Wendy was a moving force behind the 2006 launch of the Samunnat project for abused women in Nepal. She was skeptical about the logistics of the project, but a vendor requested that she teach what she was wearing so she jumped in.
Bet you didn’t expect a flock of chickens on PCD this morning, did you? These little creatures roosted at the recent Perth Polymer People meet up and were created under the tutelage of Wendy Jorre de St Jorre.
Each hen’s feathers are sliced from a cane and layered over a base. The variety of canes contributes to their colorful personalities. If you need an idea for a social polymer evening, look at Wendy’s Facebook page to see the other one-night projects they’ve tackled.
Wendy sent several large groups of bugs to the Into the Forest that shouldn’t be missed!
These recycled glass medicine vials are covered with polymer and filled with good wishes and hope for health.
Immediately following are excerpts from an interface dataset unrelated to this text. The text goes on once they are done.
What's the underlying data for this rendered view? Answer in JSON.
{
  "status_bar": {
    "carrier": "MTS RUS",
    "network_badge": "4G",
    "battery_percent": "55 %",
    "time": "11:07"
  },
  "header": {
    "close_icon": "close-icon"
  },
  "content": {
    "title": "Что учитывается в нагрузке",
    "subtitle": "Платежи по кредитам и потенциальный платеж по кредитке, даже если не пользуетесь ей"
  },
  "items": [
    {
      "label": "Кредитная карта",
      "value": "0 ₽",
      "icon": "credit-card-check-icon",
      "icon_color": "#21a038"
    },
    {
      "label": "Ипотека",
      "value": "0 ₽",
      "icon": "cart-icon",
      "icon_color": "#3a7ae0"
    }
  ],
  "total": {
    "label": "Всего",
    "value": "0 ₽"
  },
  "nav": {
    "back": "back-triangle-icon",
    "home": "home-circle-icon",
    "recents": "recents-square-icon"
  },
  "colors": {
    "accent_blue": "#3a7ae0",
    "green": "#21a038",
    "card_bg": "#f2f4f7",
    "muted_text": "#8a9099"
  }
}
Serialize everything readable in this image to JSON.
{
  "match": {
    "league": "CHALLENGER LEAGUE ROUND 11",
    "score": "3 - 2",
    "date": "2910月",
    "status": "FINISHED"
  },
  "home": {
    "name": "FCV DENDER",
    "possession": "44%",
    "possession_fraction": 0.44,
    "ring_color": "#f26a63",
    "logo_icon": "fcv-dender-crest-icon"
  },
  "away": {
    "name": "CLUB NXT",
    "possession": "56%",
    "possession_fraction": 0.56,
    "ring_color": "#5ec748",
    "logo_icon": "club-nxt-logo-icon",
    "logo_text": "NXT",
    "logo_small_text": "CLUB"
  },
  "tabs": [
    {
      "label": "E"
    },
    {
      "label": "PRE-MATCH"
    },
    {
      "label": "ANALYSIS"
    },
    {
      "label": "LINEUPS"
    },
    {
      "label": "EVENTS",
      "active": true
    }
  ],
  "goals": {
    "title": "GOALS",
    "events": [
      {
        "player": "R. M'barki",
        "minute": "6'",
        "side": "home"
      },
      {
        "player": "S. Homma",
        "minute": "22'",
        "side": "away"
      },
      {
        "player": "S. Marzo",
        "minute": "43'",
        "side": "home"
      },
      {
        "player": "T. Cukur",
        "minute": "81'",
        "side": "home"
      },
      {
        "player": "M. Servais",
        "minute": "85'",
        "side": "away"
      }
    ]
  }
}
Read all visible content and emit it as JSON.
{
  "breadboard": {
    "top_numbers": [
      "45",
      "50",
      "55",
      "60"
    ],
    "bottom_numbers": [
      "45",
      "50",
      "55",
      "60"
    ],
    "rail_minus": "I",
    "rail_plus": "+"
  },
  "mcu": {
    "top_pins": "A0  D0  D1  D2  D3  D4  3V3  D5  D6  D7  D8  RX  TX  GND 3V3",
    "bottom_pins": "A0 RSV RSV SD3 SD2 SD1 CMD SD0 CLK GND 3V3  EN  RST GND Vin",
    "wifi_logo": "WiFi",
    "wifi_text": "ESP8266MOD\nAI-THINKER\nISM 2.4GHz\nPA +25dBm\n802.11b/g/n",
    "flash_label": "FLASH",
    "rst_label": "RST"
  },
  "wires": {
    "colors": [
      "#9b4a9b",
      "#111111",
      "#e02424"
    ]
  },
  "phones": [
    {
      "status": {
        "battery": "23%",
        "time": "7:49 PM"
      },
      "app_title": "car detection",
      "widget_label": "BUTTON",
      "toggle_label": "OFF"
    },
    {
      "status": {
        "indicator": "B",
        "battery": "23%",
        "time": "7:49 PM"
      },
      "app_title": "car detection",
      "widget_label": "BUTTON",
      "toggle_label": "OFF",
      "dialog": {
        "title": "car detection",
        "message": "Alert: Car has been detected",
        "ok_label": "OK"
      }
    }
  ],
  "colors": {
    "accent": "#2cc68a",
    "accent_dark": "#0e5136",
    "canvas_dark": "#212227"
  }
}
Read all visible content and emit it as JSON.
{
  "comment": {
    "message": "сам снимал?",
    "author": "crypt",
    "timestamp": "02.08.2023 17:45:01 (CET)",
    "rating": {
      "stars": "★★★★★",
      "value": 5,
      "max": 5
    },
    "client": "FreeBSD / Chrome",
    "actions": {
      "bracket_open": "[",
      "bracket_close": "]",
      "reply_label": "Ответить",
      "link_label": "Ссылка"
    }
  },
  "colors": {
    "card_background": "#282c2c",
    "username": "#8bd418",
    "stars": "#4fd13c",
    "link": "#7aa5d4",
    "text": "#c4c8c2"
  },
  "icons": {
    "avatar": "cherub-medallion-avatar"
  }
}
They are distributed to cancer patients.
Cancer survivor and polymer artist Diane Gregoire began the project in 1999 in Rhode Island. The concept has spread internationally and many guilds and organizations contribute their time and art to this project.
Competition for cool BOH designs like Marji’s makes this a popular guild project. It gives you a great reason to clay with friends, learn a few tricks and spread hope at the same time.
You might not have noticed the polymer bracelet that Jane Pauley wore for this segment of CBS Sunday Morning. But the bracelet, which was made by the women in the Kindway polymer class at the Ohio Reformatory for Women, is our community’s link to a heartwarming story.
Notice that the warden, Roni Burkes, is also a member of the Harmony choir. Under her guidance the polymer, quilting, writing, dog-training and many other programs at ORW are thriving. The classes awaken creativity and allow inmates to heal and give back.
Thanks to all of you who have contributed stashes of clay, unused equipment, books and tutorials and made generous donations to help the women tap into the creative spirit that we share. Happy holidays!
Tina Crouse’s is a feel-good Friday story. She’s launched a Facebook page to spread the word about the KindwarePremier program. Tina is the Ohio project’s manager and she’s introducing their new collection of Medallion Cuffs, wide leather bands with a polymer oval stamped with a choice of an inspirational word.
Tina took part in the Kindway program when she was incarcerated. The polymer jewelry that inmates make as they’re building their skills is sold by volunteers at art fairs and other events.
Once they transition back into their community, they may opt to continue selling their polymer art through Kindware Premier. Tina explains it more clearly.
“I became involved in this organization while I was incarcerated and not only did it change my life, but it gave me a future. All these handcrafted gifts are made possible because there are people investing in lives impacted by incarceration. While I was incarcerated I was able to develop a skill set working with polymer clay that I never knew I had. It became an outlet for me. Each time I worked with the clay I would turn all the negative that happened in my life into positive. All the bad things that were said to me into kind words – I am a good mother, I am smart, I am beautiful, I am worth it and I CAN CHANGE! All those stones thrown at me at one time are now re-purposed and transformed into beautiful gems.” she says eloquently.
But life’s not always easy (here’s more of her story) and Tina works as a waitress and takes care of her children as well. She was able to attend the Buckeye Bash conference last month (that’s Tina with me and Ron Lehocky in Dayton). The Kindway women sent along inchies they’d made. Tina serves as a terrific role model for other women who will be released in the near future.
Your support,likes, and good wishes energize these women and the Kindway/Kindware project. Have a feel good weekend. Contact Tina here to purchase her cuffs which cost $25 plus $3 shipping.